An intriguing correlation exists between today’s economic trends and the economic developments of 100 years ago.

According to Northwestern University’s Julio Ottino and technology CEO Mark Millsand, America’s economy in 1912 featured five game-changers: increased access to electricity, growing use of the telephone, the dawn of the automobile age and the inventions of stainless steel and the radio.

Writing in the Wall Street Journal, Ottino and Millsand argue that these breakthroughs created a 700-percent increase in American wealth (after inflation) during the subsequent century.

In 2012, the analysts cite three developments with potential to achieve the same staggering results: big data, wireless communication and advanced manufacturing. In terms of big data, many Americans have more processing power and data storage in their pocket – thanks to smartphones – than was possible for a 1970s computer filling an entire room.

Similarly, wireless communication connects more than a billion people around the planet, and the number grows daily.

During the American Revolution, the famous letters between John and Abigail Adams needed seven weeks to cross the Atlantic. During today’s technology revolution, a trans-Atlantic e-mail or text could arrive in less than seven minutes.

And then there is advanced manufacturing, which is a growing strength in Indiana. Ottino and Millsand describe the advent of direct-digital manufacturing, with parts and products manufactured by a “printing” process utilizing lasers along with powdered metals and plastics – a process akin to desktop publishing.

Digital manufacturing is the most fundamental shift in the industry since the days of Henry Ford, and the analysts write, “The era of near-perfect computational design and production will unleash as big a change in how we make things as the agricultural revolution did in how we grow things.”

Paul Perkins agrees. He serves as president of Amatrol, a Jeffersonville-based company that develops training tools and learning systems for technical education programs. He also chairs Indiana’s State Workforce Innovation Council.

Perkins confirms that digital manufacturing not only is the future, but that the future is now, and jobs are available after just six months of training or with a two-year associate’s degree.

“While digital manufacturing currently is used mainly for models and prototypes, it is not out of the question to expect that this process eventually will be used for mass production,” Perkins said. “By working in a virtual environment, manufacturers can make a perfect part with the very first part.”

The United States has a huge advantage for seizing these emerging opportunities: our nation’s youth. Ottino and Millsand explain that by the year 2020, the American population will be younger than the populations of China and Europe.
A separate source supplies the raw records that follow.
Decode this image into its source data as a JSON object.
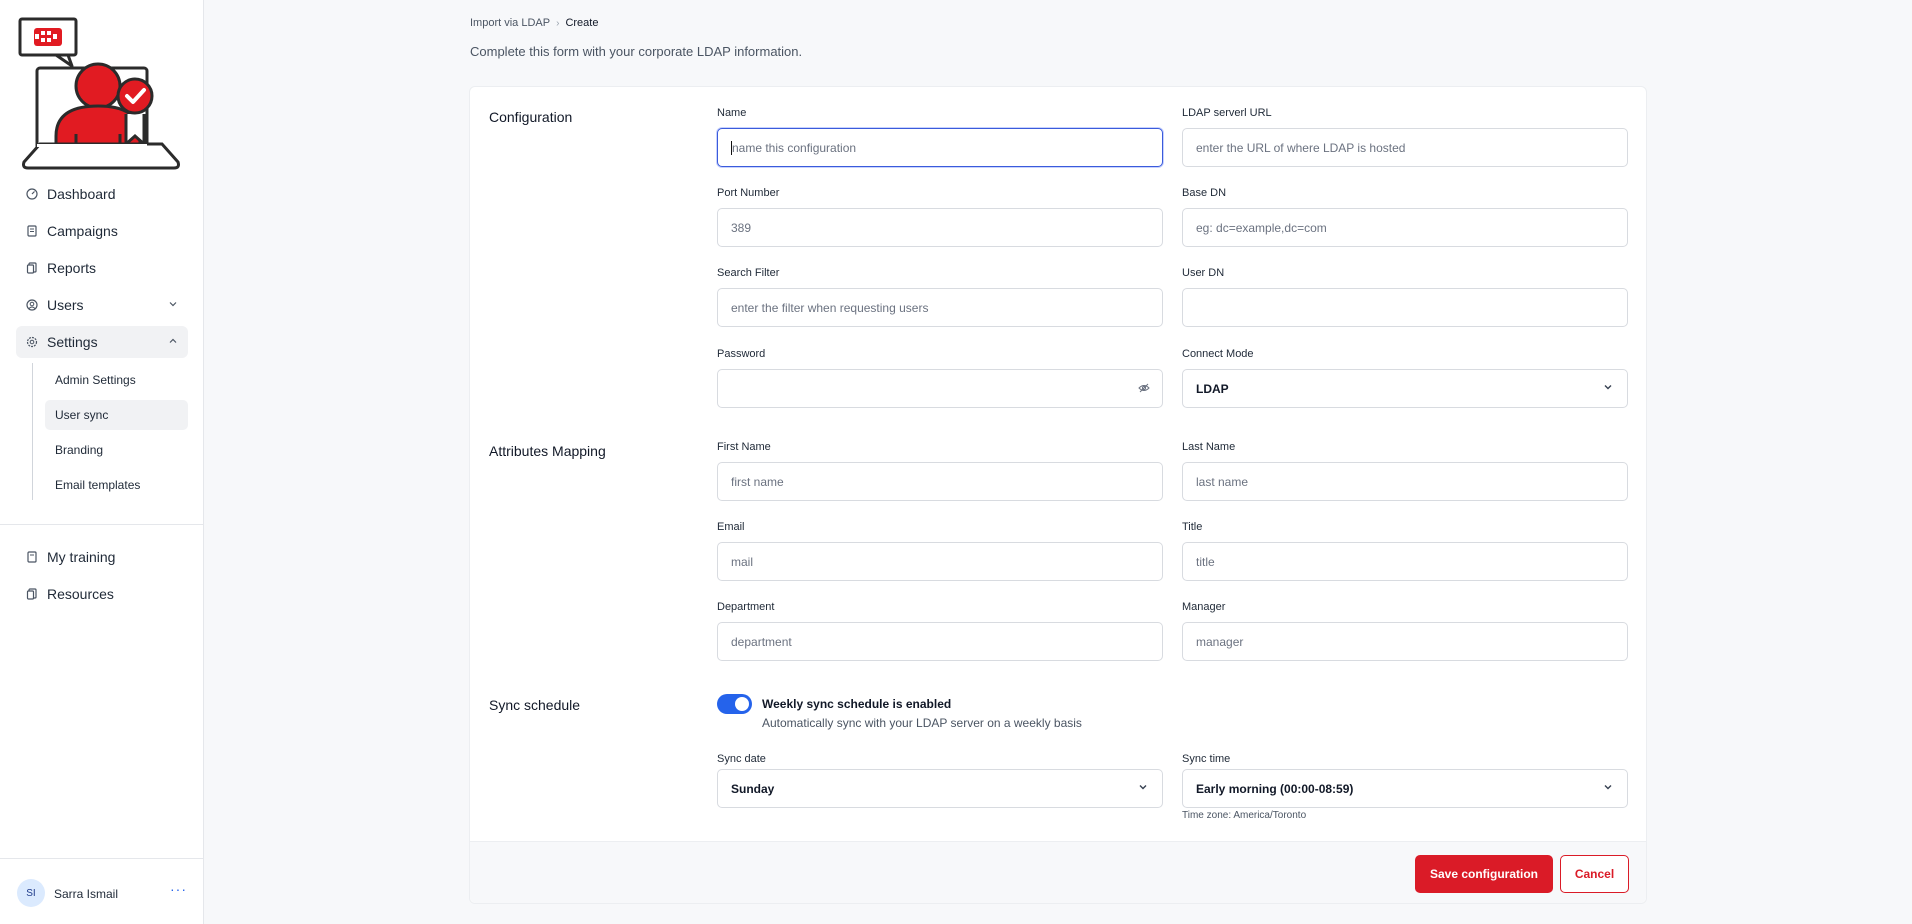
{
  "sidebar": {
    "nav": [
      {
        "label": "Dashboard",
        "icon": "dashboard-icon"
      },
      {
        "label": "Campaigns",
        "icon": "campaigns-icon"
      },
      {
        "label": "Reports",
        "icon": "reports-icon"
      },
      {
        "label": "Users",
        "icon": "users-icon"
      },
      {
        "label": "Settings",
        "icon": "settings-icon"
      }
    ],
    "settings_sub": [
      {
        "label": "Admin Settings"
      },
      {
        "label": "User sync"
      },
      {
        "label": "Branding"
      },
      {
        "label": "Email templates"
      }
    ],
    "nav2": [
      {
        "label": "My training",
        "icon": "training-icon"
      },
      {
        "label": "Resources",
        "icon": "resources-icon"
      }
    ],
    "user": {
      "initials": "SI",
      "name": "Sarra Ismail",
      "more": "···"
    }
  },
  "breadcrumb": {
    "parent": "Import via LDAP",
    "sep": "›",
    "current": "Create"
  },
  "subtitle": "Complete this form with your corporate LDAP information.",
  "sections": {
    "configuration": "Configuration",
    "attributes": "Attributes Mapping",
    "schedule": "Sync schedule"
  },
  "fields": {
    "name": {
      "label": "Name",
      "placeholder": "name this configuration"
    },
    "ldap_url": {
      "label": "LDAP serverl URL",
      "placeholder": "enter the URL of where LDAP is hosted"
    },
    "port": {
      "label": "Port Number",
      "placeholder": "389"
    },
    "base_dn": {
      "label": "Base DN",
      "placeholder": "eg: dc=example,dc=com"
    },
    "search_filter": {
      "label": "Search Filter",
      "placeholder": "enter the filter when requesting users"
    },
    "user_dn": {
      "label": "User DN",
      "placeholder": ""
    },
    "password": {
      "label": "Password",
      "placeholder": ""
    },
    "connect_mode": {
      "label": "Connect Mode",
      "value": "LDAP"
    },
    "first_name": {
      "label": "First Name",
      "placeholder": "first name"
    },
    "last_name": {
      "label": "Last Name",
      "placeholder": "last name"
    },
    "email": {
      "label": "Email",
      "placeholder": "mail"
    },
    "title": {
      "label": "Title",
      "placeholder": "title"
    },
    "department": {
      "label": "Department",
      "placeholder": "department"
    },
    "manager": {
      "label": "Manager",
      "placeholder": "manager"
    },
    "sync_date": {
      "label": "Sync date",
      "value": "Sunday"
    },
    "sync_time": {
      "label": "Sync time",
      "value": "Early morning (00:00-08:59)"
    }
  },
  "schedule": {
    "enabled": true,
    "title": "Weekly sync schedule is enabled",
    "description": "Automatically sync with your LDAP server on a weekly basis",
    "timezone": "Time zone: America/Toronto"
  },
  "buttons": {
    "save": "Save configuration",
    "cancel": "Cancel"
  },
  "colors": {
    "brand": "#da1b27",
    "accent": "#2563eb"
  }
}
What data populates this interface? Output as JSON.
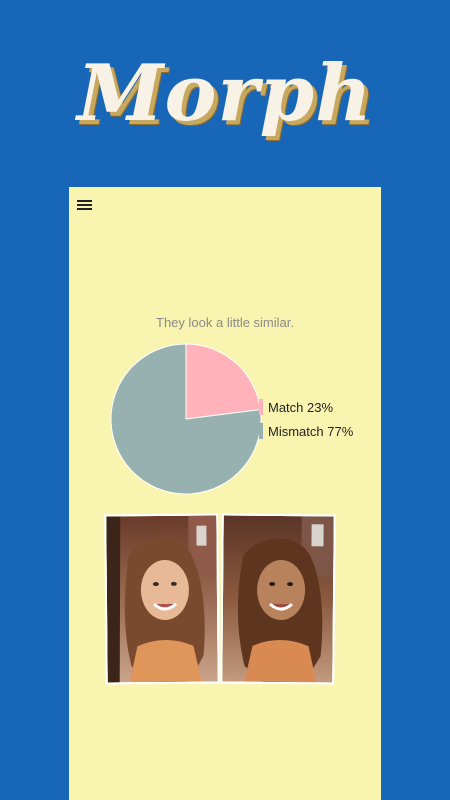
{
  "app": {
    "title": "Morph"
  },
  "result": {
    "message": "They look a little similar."
  },
  "chart_data": {
    "type": "pie",
    "slices": [
      {
        "label": "Match",
        "value": 23,
        "color": "#ffb2ba",
        "legend": "Match 23%"
      },
      {
        "label": "Mismatch",
        "value": 77,
        "color": "#97b0b0",
        "legend": "Mismatch 77%"
      }
    ],
    "legend_placement": "right"
  },
  "colors": {
    "background": "#1766b8",
    "panel": "#f9f5b0",
    "title": "#f7f1e6",
    "title_shadow": "#c8a85e"
  },
  "photos": [
    {
      "name": "face-photo-1"
    },
    {
      "name": "face-photo-2"
    }
  ],
  "icons": {
    "menu": "hamburger-menu-icon"
  }
}
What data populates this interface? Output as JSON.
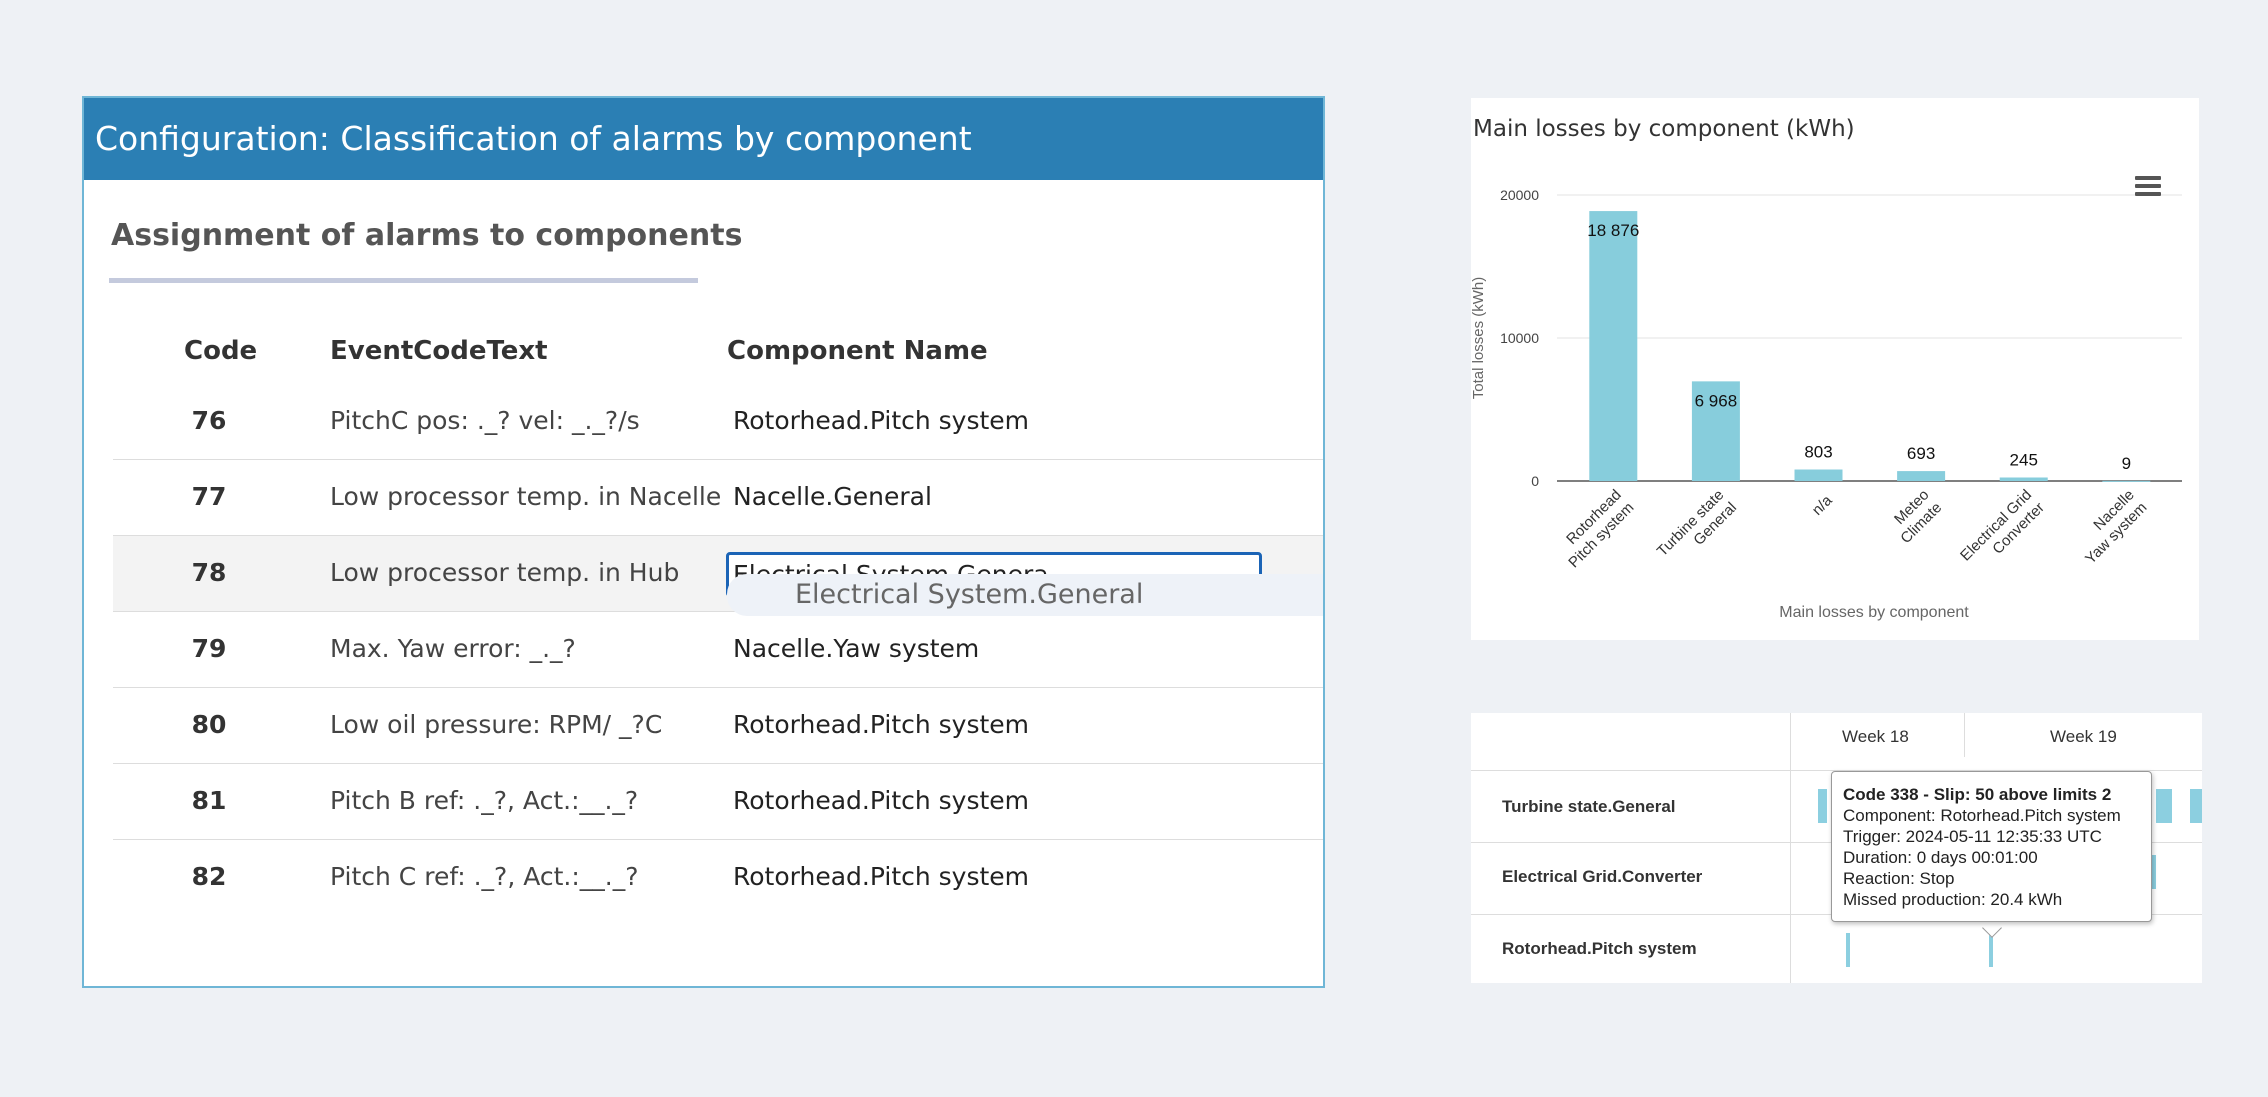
{
  "config": {
    "header_title": "Configuration: Classification of alarms by component",
    "section_title": "Assignment of alarms to components",
    "columns": {
      "code": "Code",
      "text": "EventCodeText",
      "component": "Component Name"
    },
    "rows": [
      {
        "code": "76",
        "text": "PitchC pos:  ._? vel:  _._?/s",
        "component": "Rotorhead.Pitch system"
      },
      {
        "code": "77",
        "text": "Low processor temp. in Nacelle",
        "component": "Nacelle.General"
      },
      {
        "code": "78",
        "text": "Low processor temp. in Hub",
        "component": "Electrical System.Genera",
        "editing": true
      },
      {
        "code": "79",
        "text": "Max. Yaw error:   _._?",
        "component": "Nacelle.Yaw system"
      },
      {
        "code": "80",
        "text": "Low oil pressure:      RPM/  _?C",
        "component": "Rotorhead.Pitch system"
      },
      {
        "code": "81",
        "text": "Pitch B ref:  ._?, Act.:__._?",
        "component": "Rotorhead.Pitch system"
      },
      {
        "code": "82",
        "text": "Pitch C ref:  ._?, Act.:__._?",
        "component": "Rotorhead.Pitch system"
      }
    ],
    "suggestion": "Electrical System.General",
    "colors": {
      "header": "#2b7fb4",
      "input_border": "#1b64b6"
    }
  },
  "chart_data": {
    "type": "bar",
    "title": "Main losses by component (kWh)",
    "xlabel": "Main losses by component",
    "ylabel": "Total losses (kWh)",
    "categories": [
      [
        "Rotorhead",
        "Pitch system"
      ],
      [
        "Turbine state",
        "General"
      ],
      [
        "n/a"
      ],
      [
        "Meteo",
        "Climate"
      ],
      [
        "Electrical Grid",
        "Converter"
      ],
      [
        "Nacelle",
        "Yaw system"
      ]
    ],
    "values": [
      18876,
      6968,
      803,
      693,
      245,
      9
    ],
    "value_labels": [
      "18 876",
      "6 968",
      "803",
      "693",
      "245",
      "9"
    ],
    "yticks": [
      "0",
      "10000",
      "20000"
    ],
    "ylim": [
      0,
      20000
    ],
    "grid": true,
    "bar_color": "#87cddc"
  },
  "timeline": {
    "weeks": [
      "Week 18",
      "Week 19"
    ],
    "rows": [
      "Turbine state.General",
      "Electrical Grid.Converter",
      "Rotorhead.Pitch system"
    ],
    "tooltip": {
      "title": "Code 338 - Slip: 50 above limits 2",
      "component": "Component: Rotorhead.Pitch system",
      "trigger": "Trigger: 2024-05-11 12:35:33 UTC",
      "duration": "Duration: 0 days 00:01:00",
      "reaction": "Reaction: Stop",
      "missed": "Missed production: 20.4 kWh"
    }
  }
}
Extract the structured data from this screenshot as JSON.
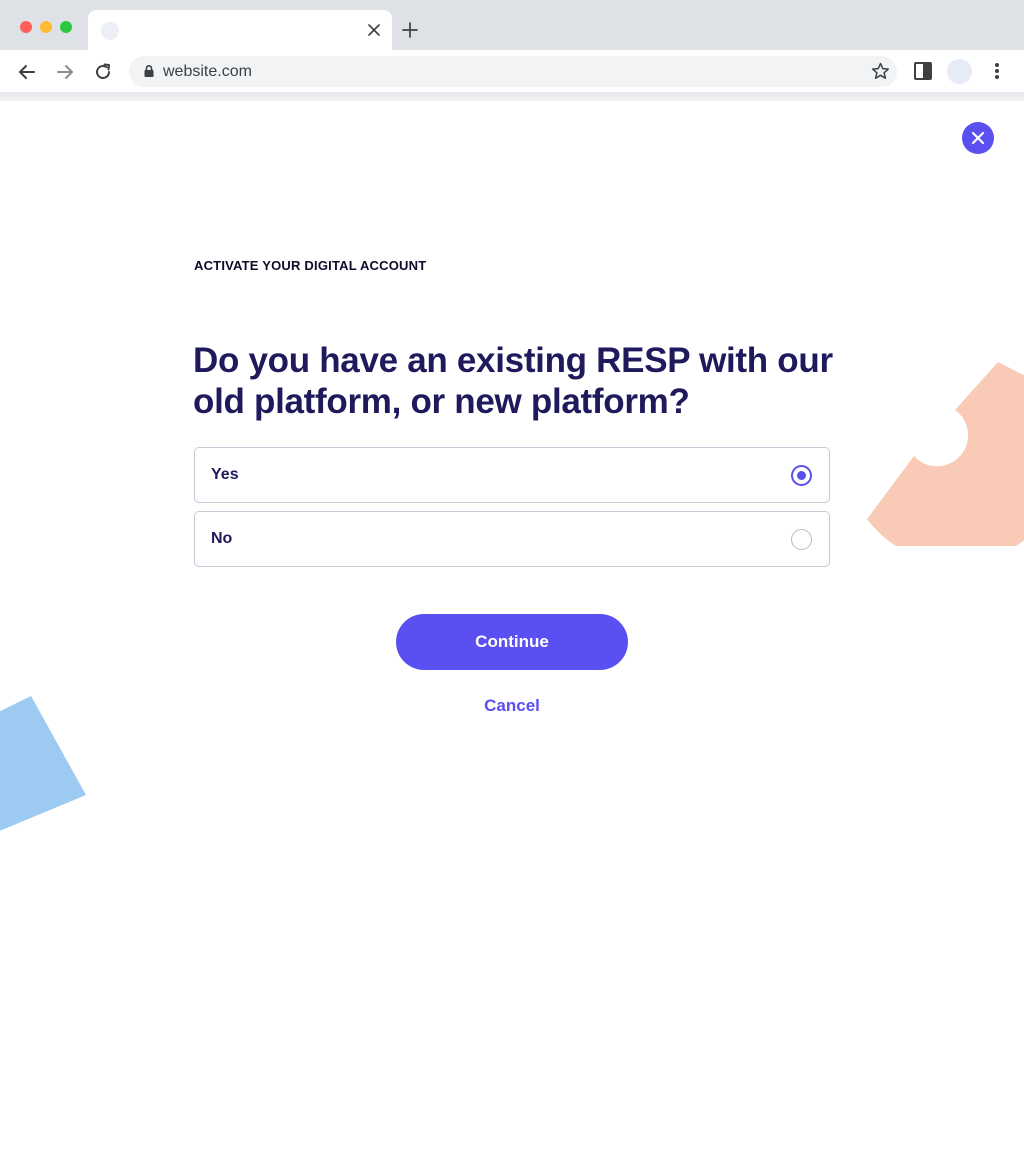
{
  "browser": {
    "url": "website.com",
    "icons": {
      "tab_close": "close-icon",
      "new_tab": "plus-icon",
      "back": "arrow-left-icon",
      "forward": "arrow-right-icon",
      "reload": "reload-icon",
      "lock": "lock-icon",
      "bookmark": "star-icon",
      "reading_mode": "side-panel-icon",
      "menu": "kebab-menu-icon"
    }
  },
  "page": {
    "eyebrow": "ACTIVATE YOUR DIGITAL ACCOUNT",
    "headline": "Do you have an existing RESP with our old platform, or new platform?",
    "options": [
      {
        "label": "Yes",
        "selected": true
      },
      {
        "label": "No",
        "selected": false
      }
    ],
    "continue_label": "Continue",
    "cancel_label": "Cancel",
    "close_icon": "close-icon"
  },
  "colors": {
    "accent": "#5a4ff0",
    "heading": "#1f1a5c",
    "deco_peach": "#f9cbb6",
    "deco_blue": "#9ccaf1"
  }
}
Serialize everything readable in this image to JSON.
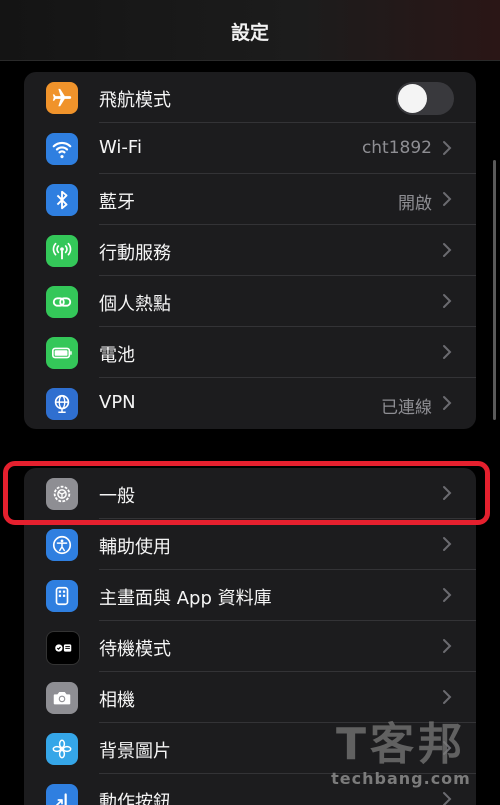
{
  "header": {
    "title": "設定"
  },
  "group1": {
    "rows": [
      {
        "label": "飛航模式",
        "icon": "airplane-icon",
        "color": "#f0932b",
        "toggle": false
      },
      {
        "label": "Wi-Fi",
        "icon": "wifi-icon",
        "color": "#2f7fe0",
        "value": "cht1892"
      },
      {
        "label": "藍牙",
        "icon": "bluetooth-icon",
        "color": "#2f7fe0",
        "value": "開啟"
      },
      {
        "label": "行動服務",
        "icon": "antenna-icon",
        "color": "#34c759"
      },
      {
        "label": "個人熱點",
        "icon": "link-icon",
        "color": "#34c759"
      },
      {
        "label": "電池",
        "icon": "battery-icon",
        "color": "#34c759"
      },
      {
        "label": "VPN",
        "icon": "globe-icon",
        "color": "#2f6fd0",
        "value": "已連線"
      }
    ]
  },
  "group2": {
    "rows": [
      {
        "label": "一般",
        "icon": "gear-icon",
        "color": "#8e8e93"
      },
      {
        "label": "輔助使用",
        "icon": "accessibility-icon",
        "color": "#2f7fe0"
      },
      {
        "label": "主畫面與 App 資料庫",
        "icon": "home-screen-icon",
        "color": "#2f7fe0"
      },
      {
        "label": "待機模式",
        "icon": "standby-icon",
        "color": "#000000"
      },
      {
        "label": "相機",
        "icon": "camera-icon",
        "color": "#8e8e93"
      },
      {
        "label": "背景圖片",
        "icon": "flower-icon",
        "color": "#35a6e8"
      },
      {
        "label": "動作按鈕",
        "icon": "action-button-icon",
        "color": "#2f7fe0"
      }
    ]
  },
  "watermark": {
    "title": "T客邦",
    "url": "techbang.com"
  }
}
While other global competitors remain, America’s relative youth can become a competitive advantage, but only if today’s high-school graduates and the students who follow are properly prepared for an economic era that the analysts write “will be defined by high talent not cheap labor.”

For example, of the 50 fastest-growing jobs in America, the U.S. Department of Labor reports that 64 percent require some level of education after high school. In fact, there will be more available jobs than qualified applicants. According to the McKinsey Global Institute, the gap will reach 1.5 million unfilled jobs requiring postsecondary education by 2020 – the year when today’s sixth- through eighth-graders will enter the labor market after (hopefully) earning a two- or four-year postsecondary degree.

But we need not wait until the year 2020. The labor market already rewards education. Federal statistics reveal that since January of 2010, the American economy has created about two million new jobs for workers with a postsecondary education.

Workforce participation among high-school graduates is just 50 percent, compared with 65 percent for associate degree holders and 75 percent for people with at least a bachelor’s degree.

The Class of 2012 discarded their radios for digital music. A similar modernization persists in the job market. By continuing their education, today’s graduates can seize the day and replace the Great Recession with the next Great Opportunity.

Stanczykiewicz is president and chief executive officer of the Indiana Youth Institute. He can be reached at iyi@iyi.org.